Word for word, restate the data that follows, omitting the images.

**Data provided:**
━━━━

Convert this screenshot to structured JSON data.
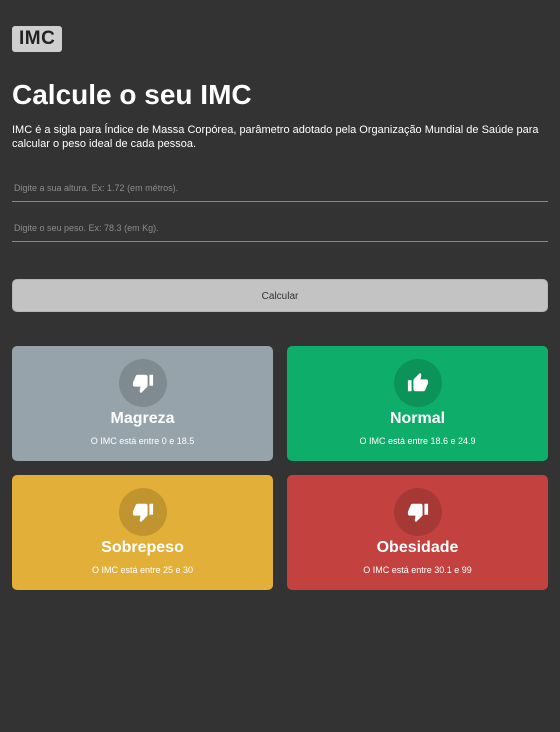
{
  "header": {
    "logo_text": "IMC",
    "title": "Calcule o seu IMC",
    "description": "IMC é a sigla para Índice de Massa Corpórea, parâmetro adotado pela Organização Mundial de Saúde para calcular o peso ideal de cada pessoa."
  },
  "form": {
    "height_placeholder": "Digite a sua altura. Ex: 1.72 (em métros).",
    "weight_placeholder": "Digite o seu peso. Ex: 78.3 (em Kg).",
    "calculate_label": "Calcular"
  },
  "categories": [
    {
      "title": "Magreza",
      "range": "O IMC está entre 0 e 18.5",
      "color": "#96a3ab",
      "icon": "thumbs-down-icon"
    },
    {
      "title": "Normal",
      "range": "O IMC está entre 18.6 e 24.9",
      "color": "#0ead69",
      "icon": "thumbs-up-icon"
    },
    {
      "title": "Sobrepeso",
      "range": "O IMC está entre 25 e 30",
      "color": "#e2b039",
      "icon": "thumbs-down-icon"
    },
    {
      "title": "Obesidade",
      "range": "O IMC está entre 30.1 e 99",
      "color": "#c3423f",
      "icon": "thumbs-down-icon"
    }
  ]
}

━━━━

**Written answer:**
Convert this screenshot to structured JSON data.
{
  "header": {
    "logo_text": "IMC",
    "title": "Calcule o seu IMC",
    "description": "IMC é a sigla para Índice de Massa Corpórea, parâmetro adotado pela Organização Mundial de Saúde para calcular o peso ideal de cada pessoa."
  },
  "form": {
    "height_placeholder": "Digite a sua altura. Ex: 1.72 (em métros).",
    "weight_placeholder": "Digite o seu peso. Ex: 78.3 (em Kg).",
    "calculate_label": "Calcular"
  },
  "categories": [
    {
      "title": "Magreza",
      "range": "O IMC está entre 0 e 18.5",
      "color": "#96a3ab",
      "icon": "thumbs-down-icon"
    },
    {
      "title": "Normal",
      "range": "O IMC está entre 18.6 e 24.9",
      "color": "#0ead69",
      "icon": "thumbs-up-icon"
    },
    {
      "title": "Sobrepeso",
      "range": "O IMC está entre 25 e 30",
      "color": "#e2b039",
      "icon": "thumbs-down-icon"
    },
    {
      "title": "Obesidade",
      "range": "O IMC está entre 30.1 e 99",
      "color": "#c3423f",
      "icon": "thumbs-down-icon"
    }
  ]
}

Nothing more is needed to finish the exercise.